Do you have further tips for Dial 911 or Text 911?  Please share your thoughts in the comments.

© Daria Valkenburg

“Listen To This” prize awarded at PEI Science Fair

April 7, 2017.  On Tuesday, April 4, 2017, we were honoured to judge a specialty prize at the PEI Science Fair, the “Listen To This” Award, which comes with a $25 prize.  This is presented annually to a student whose project best demonstrates awareness of hearing loss and associated issues, in an effort to encourage young scientists in the making to consider issues of concern to the hard of hearing.

CIMG7409 Apr 4 2017 PEI Science Fair Can Shapes Be Produced by Sound entry

PEI Science Fair project by Mariana Reyes Mejia (Photo: Daria Valkenburg)

This year, the award went to Grade 6 Parkdale Elementary School student Mariana Reyes Mejia for her project “Can Shapes Be Produced By Sound?”  Mariana’s project tested whether one could actually see sound.  The project drew upon the principle of cymatics (the study of periodic and symmetrical patterns caused by vibrations).  Using a PVC tube and pipe, with a balloon for a membrane that went over the tube, she poured salt onto the balloon.  Experiment in place, she made various sounds over the other end of the tube.  With sound, the balloon vibrated, and the salt formed different shapes.  To her delight, she was able to prove that shapes could be produced by sound, and found that the best frequency for seeing shapes was at higher sound frequencies,” notes Mariana.

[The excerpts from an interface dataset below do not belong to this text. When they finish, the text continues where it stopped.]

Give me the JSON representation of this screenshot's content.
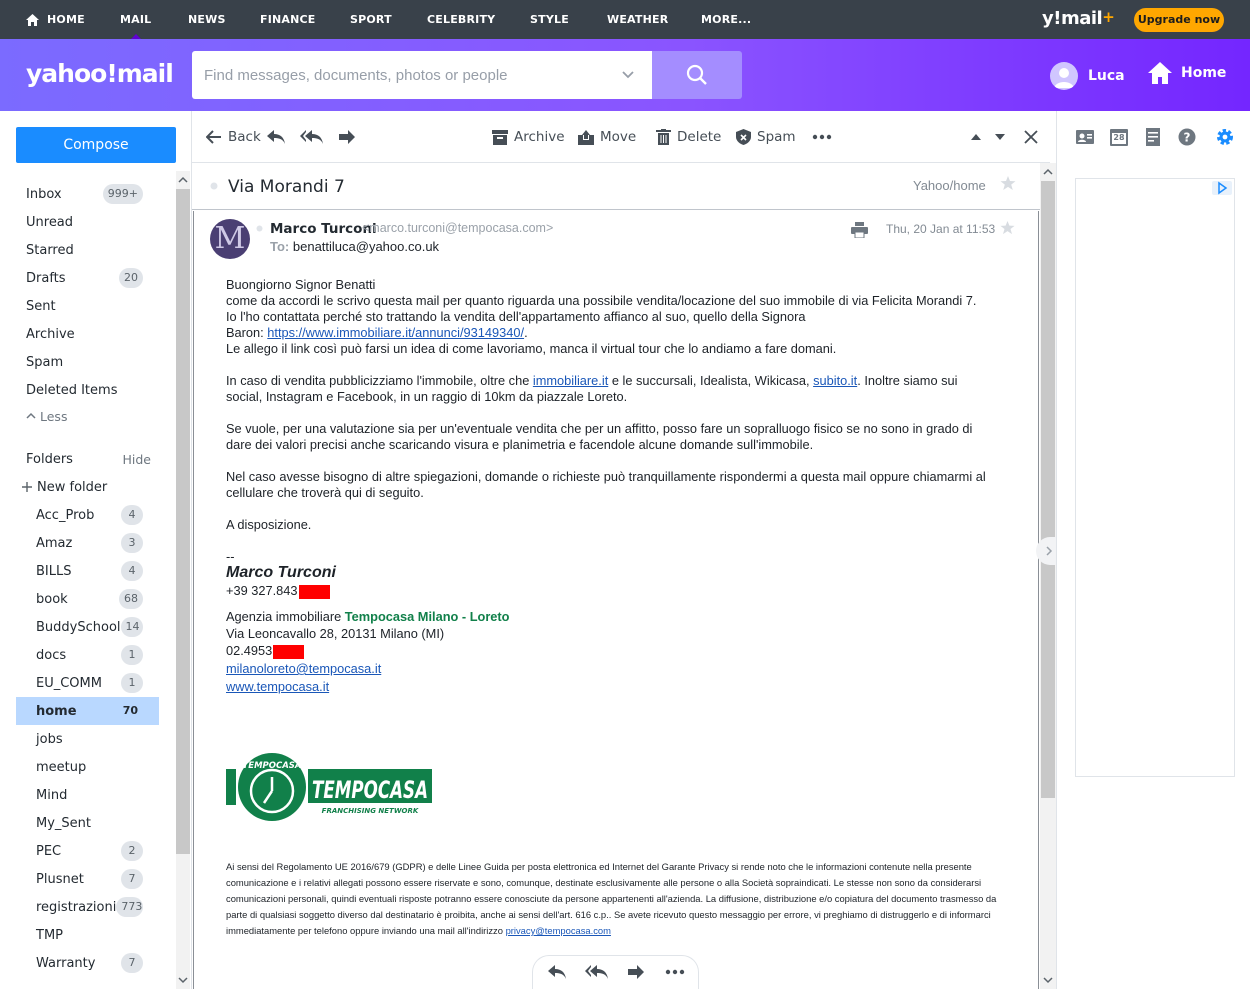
{
  "topnav": {
    "items": [
      "Home",
      "Mail",
      "News",
      "Finance",
      "Sport",
      "Celebrity",
      "Style",
      "Weather",
      "More..."
    ],
    "brand": "y!mail",
    "brand_plus": "+",
    "upgrade": "Upgrade now"
  },
  "header": {
    "logo": "yahoo!mail",
    "search_placeholder": "Find messages, documents, photos or people",
    "user": "Luca",
    "home": "Home"
  },
  "sidebar": {
    "compose": "Compose",
    "system": [
      {
        "label": "Inbox",
        "count": "999+"
      },
      {
        "label": "Unread",
        "count": ""
      },
      {
        "label": "Starred",
        "count": ""
      },
      {
        "label": "Drafts",
        "count": "20"
      },
      {
        "label": "Sent",
        "count": ""
      },
      {
        "label": "Archive",
        "count": ""
      },
      {
        "label": "Spam",
        "count": ""
      },
      {
        "label": "Deleted Items",
        "count": ""
      }
    ],
    "less": "Less",
    "folders_heading": "Folders",
    "hide": "Hide",
    "new_folder": "New folder",
    "folders": [
      {
        "label": "Acc_Prob",
        "count": "4"
      },
      {
        "label": "Amaz",
        "count": "3"
      },
      {
        "label": "BILLS",
        "count": "4"
      },
      {
        "label": "book",
        "count": "68"
      },
      {
        "label": "BuddySchool",
        "count": "14"
      },
      {
        "label": "docs",
        "count": "1"
      },
      {
        "label": "EU_COMM",
        "count": "1"
      },
      {
        "label": "home",
        "count": "70"
      },
      {
        "label": "jobs",
        "count": ""
      },
      {
        "label": "meetup",
        "count": ""
      },
      {
        "label": "Mind",
        "count": ""
      },
      {
        "label": "My_Sent",
        "count": ""
      },
      {
        "label": "PEC",
        "count": "2"
      },
      {
        "label": "Plusnet",
        "count": "7"
      },
      {
        "label": "registrazioni",
        "count": "773"
      },
      {
        "label": "TMP",
        "count": ""
      },
      {
        "label": "Warranty",
        "count": "7"
      }
    ]
  },
  "toolbar": {
    "back": "Back",
    "archive": "Archive",
    "move": "Move",
    "delete": "Delete",
    "spam": "Spam"
  },
  "message": {
    "subject": "Via Morandi 7",
    "folder": "Yahoo/home",
    "avatar_letter": "M",
    "sender_name": "Marco Turconi",
    "sender_email": "<marco.turconi@tempocasa.com>",
    "to_label": "To:",
    "to_value": "benattiluca@yahoo.co.uk",
    "date": "Thu, 20 Jan at 11:53",
    "greeting": "Buongiorno Signor Benatti",
    "p1_l1": "come da accordi le scrivo questa mail per quanto riguarda una possibile vendita/locazione del suo immobile di via Felicita Morandi 7.",
    "p1_l2": "Io l'ho contattata perché sto trattando la vendita dell'appartamento affianco al suo, quello della Signora",
    "p1_l3_pre": "Baron: ",
    "p1_link": "https://www.immobiliare.it/annunci/93149340/",
    "p1_l3_post": ".",
    "p1_l4": "Le allego il link così può farsi un idea di come lavoriamo, manca il virtual tour che lo andiamo a fare domani.",
    "p2_pre": "In caso di vendita pubblicizziamo l'immobile, oltre che ",
    "p2_link1": "immobiliare.it",
    "p2_mid": " e le succursali, Idealista, Wikicasa, ",
    "p2_link2": "subito.it",
    "p2_post": ". Inoltre siamo sui",
    "p2_l2": "social, Instagram e Facebook, in un raggio di 10km da piazzale Loreto.",
    "p3_l1": "Se vuole, per una valutazione sia per un'eventuale vendita che per un affitto, posso fare un sopralluogo fisico se no sono in grado di",
    "p3_l2": "dare dei valori precisi anche scaricando visura e planimetria e facendole alcune domande sull'immobile.",
    "p4_l1": "Nel caso avesse bisogno di altre spiegazioni, domande o richieste può tranquillamente rispondermi a questa mail oppure chiamarmi al",
    "p4_l2": "cellulare che troverà qui di seguito.",
    "closing": "A disposizione.",
    "dashes": "--",
    "sig_name": "Marco Turconi",
    "sig_phone": "+39 327.843",
    "agency_pre": "Agenzia immobiliare ",
    "agency_brand": "Tempocasa Milano - Loreto",
    "address": "Via Leoncavallo 28, 20131 Milano (MI)",
    "office_phone": "02.4953",
    "sig_email": "milanoloreto@tempocasa.it",
    "sig_web": "www.tempocasa.it",
    "logo_top": "TEMPOCASA",
    "logo_word": "TEMPOCASA",
    "logo_sub": "FRANCHISING NETWORK",
    "disclaimer": "Ai sensi del Regolamento UE 2016/679 (GDPR) e delle Linee Guida per posta elettronica ed Internet del Garante Privacy si rende noto che le informazioni contenute nella presente comunicazione e i relativi allegati possono essere riservate e sono, comunque, destinate esclusivamente alle persone o alla Società sopraindicati. Le stesse non sono da considerarsi comunicazioni personali, quindi eventuali risposte potranno essere conosciute da persone appartenenti all'azienda. La diffusione, distribuzione e/o copiatura del documento trasmesso da parte di qualsiasi soggetto diverso dal destinatario è proibita, anche ai sensi dell'art. 616 c.p.. Se avete ricevuto questo messaggio per errore, vi preghiamo di distruggerlo e di informarci immediatamente per telefono oppure inviando una mail all'indirizzo ",
    "disclaimer_link": "privacy@tempocasa.com"
  },
  "right_panel": {
    "calendar_day": "28"
  },
  "colors": {
    "accent": "#1a8cff",
    "header_gradient_start": "#7b6bff",
    "header_gradient_end": "#7426ff",
    "active_folder": "#b9d8ff",
    "brand_green": "#11804a",
    "redaction": "#ff0000",
    "upgrade": "#ffa700"
  }
}
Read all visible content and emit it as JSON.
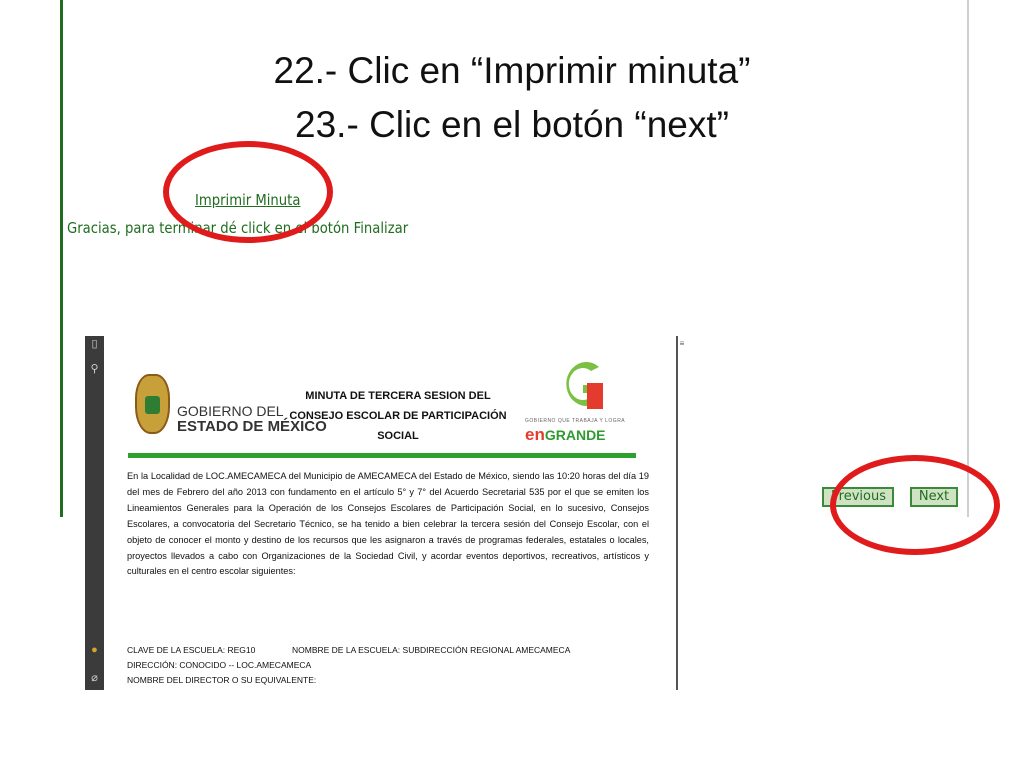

You may be wondering what this project has to do with hearing loss.  Modern pocket talkers, technological tools to help amplify sound for the hard of hearing, have a tone function in which sound can be altered to resonate at a higher or lower frequency, depending on the hearing loss one has.  Mariana’s project is a simplified version of this.  She found that shapes were best seen at higher sound frequencies.  Similarly, changes in frequency can make hearing more audible.

There is lots of potential for innovative scientific studies on hearing loss, and Mariana’s project could be enlarged upon and studied further.  Did you know that, according to the Stats Canada 2012 and 2013 Canadian Health Measures Survey (CHMS), 20% of adults aged 19 to 79 years had at least mild hearing loss in at least one ear?  Hearing loss is more common as we get older, and results show that 47% of those 60 to 79 having hearing problems.  (See http://www.statcan.gc.ca/pub/82-625-x/2015001/article/14156-eng.htm).

© Daria Valkenburg

Upcoming Event – Sound Off on Hearing Issues

April 5, 2017. Here’s an upcoming event you may find of interest.  Join members of CHHA PEI at the Crapaud Library on Wednesday, April 19, 2017 between 5:30 and 6:30 pm and bring any questions/issues you might have on topics and issues dealing with hearing loss, such as:

  • Technology
  • Speechreading
  • Communication tips
  • Improving your hearing environment

We look forward to meeting you.  Bring a friend or family member, they are also welcome. See attached poster: Sound Off On HOH Issues Apr 19 2017